(Excerpts from an interface dataset)
• • • • • • •

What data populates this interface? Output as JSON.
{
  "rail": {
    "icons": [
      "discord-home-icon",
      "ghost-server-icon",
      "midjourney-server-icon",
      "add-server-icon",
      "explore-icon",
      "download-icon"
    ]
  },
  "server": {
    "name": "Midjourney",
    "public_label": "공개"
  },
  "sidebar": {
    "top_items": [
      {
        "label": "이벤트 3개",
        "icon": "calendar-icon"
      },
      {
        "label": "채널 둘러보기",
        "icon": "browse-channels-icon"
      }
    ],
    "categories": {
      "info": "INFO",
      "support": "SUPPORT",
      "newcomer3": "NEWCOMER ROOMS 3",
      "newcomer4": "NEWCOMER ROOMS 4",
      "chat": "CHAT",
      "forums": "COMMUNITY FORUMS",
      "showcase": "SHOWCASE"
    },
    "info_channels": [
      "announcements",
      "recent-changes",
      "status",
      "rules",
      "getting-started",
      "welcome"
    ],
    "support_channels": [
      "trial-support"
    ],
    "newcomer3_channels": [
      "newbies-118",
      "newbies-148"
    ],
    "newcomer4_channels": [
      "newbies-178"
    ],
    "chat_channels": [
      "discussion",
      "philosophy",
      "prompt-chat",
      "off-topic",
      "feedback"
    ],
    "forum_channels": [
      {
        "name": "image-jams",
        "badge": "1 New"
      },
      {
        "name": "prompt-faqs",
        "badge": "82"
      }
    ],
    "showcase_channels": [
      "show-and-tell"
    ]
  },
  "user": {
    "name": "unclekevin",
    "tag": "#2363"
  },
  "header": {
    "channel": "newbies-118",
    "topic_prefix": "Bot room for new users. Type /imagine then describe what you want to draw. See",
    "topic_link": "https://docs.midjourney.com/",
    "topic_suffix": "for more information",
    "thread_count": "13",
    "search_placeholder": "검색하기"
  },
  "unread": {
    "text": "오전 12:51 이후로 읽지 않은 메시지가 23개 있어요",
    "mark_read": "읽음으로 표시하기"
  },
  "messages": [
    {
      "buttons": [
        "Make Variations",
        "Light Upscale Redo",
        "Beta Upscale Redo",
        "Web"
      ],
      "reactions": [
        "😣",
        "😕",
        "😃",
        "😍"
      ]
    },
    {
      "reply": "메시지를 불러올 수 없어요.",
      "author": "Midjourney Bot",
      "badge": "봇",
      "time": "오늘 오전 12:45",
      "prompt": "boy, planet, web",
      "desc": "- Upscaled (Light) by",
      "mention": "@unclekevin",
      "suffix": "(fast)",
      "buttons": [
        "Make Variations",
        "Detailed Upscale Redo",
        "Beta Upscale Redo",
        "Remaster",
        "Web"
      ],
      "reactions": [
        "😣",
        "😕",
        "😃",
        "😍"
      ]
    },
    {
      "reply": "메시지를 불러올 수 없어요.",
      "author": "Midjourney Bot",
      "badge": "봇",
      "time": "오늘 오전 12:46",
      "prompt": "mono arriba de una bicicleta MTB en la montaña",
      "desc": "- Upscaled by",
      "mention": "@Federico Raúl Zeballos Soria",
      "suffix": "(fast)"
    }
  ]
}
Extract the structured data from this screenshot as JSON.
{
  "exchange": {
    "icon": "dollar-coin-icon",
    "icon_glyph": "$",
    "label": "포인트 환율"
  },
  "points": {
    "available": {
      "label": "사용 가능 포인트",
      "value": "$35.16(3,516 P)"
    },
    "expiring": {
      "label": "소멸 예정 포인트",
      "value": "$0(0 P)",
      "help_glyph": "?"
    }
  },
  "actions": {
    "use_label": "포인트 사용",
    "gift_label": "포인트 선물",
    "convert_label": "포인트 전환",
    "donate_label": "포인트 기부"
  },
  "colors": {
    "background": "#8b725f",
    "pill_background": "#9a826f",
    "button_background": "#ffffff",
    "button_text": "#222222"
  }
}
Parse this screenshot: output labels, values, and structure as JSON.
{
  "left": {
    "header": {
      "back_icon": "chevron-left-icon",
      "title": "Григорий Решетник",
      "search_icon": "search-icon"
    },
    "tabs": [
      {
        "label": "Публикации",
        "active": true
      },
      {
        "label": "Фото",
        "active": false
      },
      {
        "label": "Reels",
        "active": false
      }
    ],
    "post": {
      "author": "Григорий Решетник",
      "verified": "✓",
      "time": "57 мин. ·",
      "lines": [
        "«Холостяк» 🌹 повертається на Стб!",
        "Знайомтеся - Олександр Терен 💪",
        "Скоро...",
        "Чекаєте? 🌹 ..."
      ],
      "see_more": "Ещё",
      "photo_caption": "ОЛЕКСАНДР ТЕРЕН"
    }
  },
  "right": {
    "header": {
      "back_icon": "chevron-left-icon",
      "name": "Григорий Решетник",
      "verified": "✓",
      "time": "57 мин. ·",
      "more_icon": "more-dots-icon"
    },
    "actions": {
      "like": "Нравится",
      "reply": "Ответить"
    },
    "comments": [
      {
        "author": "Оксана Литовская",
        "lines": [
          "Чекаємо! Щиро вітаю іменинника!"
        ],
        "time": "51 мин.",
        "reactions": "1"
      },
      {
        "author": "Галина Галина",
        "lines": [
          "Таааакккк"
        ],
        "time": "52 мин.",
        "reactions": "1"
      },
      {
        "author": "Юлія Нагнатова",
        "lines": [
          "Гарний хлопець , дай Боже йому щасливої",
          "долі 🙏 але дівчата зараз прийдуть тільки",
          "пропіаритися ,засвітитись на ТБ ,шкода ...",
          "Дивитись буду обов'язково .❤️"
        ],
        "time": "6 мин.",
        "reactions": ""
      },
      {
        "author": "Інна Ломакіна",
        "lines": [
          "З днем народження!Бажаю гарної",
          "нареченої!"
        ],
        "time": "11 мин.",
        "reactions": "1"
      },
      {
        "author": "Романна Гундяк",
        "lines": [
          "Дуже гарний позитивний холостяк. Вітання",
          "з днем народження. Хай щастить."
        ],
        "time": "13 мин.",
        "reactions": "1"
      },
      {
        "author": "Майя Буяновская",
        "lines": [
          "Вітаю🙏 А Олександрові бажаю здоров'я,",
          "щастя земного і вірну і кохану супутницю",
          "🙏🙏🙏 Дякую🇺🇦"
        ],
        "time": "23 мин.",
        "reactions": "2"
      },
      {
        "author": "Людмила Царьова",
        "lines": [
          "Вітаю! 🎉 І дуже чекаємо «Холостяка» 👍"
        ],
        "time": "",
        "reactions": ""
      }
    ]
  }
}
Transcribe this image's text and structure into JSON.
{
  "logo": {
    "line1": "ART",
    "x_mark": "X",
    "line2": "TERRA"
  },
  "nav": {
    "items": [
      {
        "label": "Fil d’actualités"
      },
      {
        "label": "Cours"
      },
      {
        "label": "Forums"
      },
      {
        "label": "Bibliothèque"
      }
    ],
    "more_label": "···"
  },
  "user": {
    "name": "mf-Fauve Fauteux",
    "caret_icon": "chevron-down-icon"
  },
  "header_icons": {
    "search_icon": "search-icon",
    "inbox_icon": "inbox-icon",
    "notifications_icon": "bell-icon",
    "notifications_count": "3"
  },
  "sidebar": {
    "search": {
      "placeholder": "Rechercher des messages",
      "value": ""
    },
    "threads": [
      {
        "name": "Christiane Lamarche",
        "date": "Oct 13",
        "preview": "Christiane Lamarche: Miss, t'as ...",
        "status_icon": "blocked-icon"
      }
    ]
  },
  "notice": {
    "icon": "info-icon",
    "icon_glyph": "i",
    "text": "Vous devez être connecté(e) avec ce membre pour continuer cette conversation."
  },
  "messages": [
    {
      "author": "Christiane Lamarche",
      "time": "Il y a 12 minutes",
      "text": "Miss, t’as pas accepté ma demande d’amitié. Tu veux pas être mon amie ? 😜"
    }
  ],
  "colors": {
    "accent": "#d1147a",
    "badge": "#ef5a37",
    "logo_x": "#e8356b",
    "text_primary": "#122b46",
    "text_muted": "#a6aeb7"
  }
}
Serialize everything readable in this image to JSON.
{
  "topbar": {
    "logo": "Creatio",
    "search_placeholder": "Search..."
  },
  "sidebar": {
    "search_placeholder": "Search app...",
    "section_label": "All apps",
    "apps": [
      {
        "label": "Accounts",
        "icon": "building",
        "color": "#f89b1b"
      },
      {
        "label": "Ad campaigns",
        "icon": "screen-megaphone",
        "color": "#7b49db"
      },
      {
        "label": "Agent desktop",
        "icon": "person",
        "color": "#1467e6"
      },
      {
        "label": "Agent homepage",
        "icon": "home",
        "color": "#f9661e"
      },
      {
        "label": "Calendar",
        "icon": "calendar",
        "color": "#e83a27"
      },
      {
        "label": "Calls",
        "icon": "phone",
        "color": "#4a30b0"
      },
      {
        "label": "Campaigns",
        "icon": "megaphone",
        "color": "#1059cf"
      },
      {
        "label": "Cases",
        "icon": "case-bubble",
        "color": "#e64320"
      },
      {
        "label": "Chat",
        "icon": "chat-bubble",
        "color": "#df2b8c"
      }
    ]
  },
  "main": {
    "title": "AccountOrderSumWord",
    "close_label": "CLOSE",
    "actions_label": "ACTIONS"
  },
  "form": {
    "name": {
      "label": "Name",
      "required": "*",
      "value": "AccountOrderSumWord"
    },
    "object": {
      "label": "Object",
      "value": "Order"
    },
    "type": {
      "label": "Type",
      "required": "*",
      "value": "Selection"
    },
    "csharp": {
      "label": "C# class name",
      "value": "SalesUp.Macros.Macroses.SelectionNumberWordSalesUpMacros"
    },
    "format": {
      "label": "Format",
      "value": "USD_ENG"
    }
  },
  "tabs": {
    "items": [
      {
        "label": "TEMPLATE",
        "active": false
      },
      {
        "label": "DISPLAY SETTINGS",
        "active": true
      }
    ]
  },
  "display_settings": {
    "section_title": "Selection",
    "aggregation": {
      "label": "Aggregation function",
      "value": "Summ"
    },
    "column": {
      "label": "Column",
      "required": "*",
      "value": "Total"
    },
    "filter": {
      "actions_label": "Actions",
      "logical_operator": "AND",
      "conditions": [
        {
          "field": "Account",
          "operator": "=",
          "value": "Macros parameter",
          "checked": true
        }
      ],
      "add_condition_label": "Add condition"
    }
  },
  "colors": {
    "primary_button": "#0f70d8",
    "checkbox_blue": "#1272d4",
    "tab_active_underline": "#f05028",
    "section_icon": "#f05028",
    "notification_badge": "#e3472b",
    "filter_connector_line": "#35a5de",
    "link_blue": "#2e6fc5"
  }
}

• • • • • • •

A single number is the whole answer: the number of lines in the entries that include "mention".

#### [TASK ANSWER]
2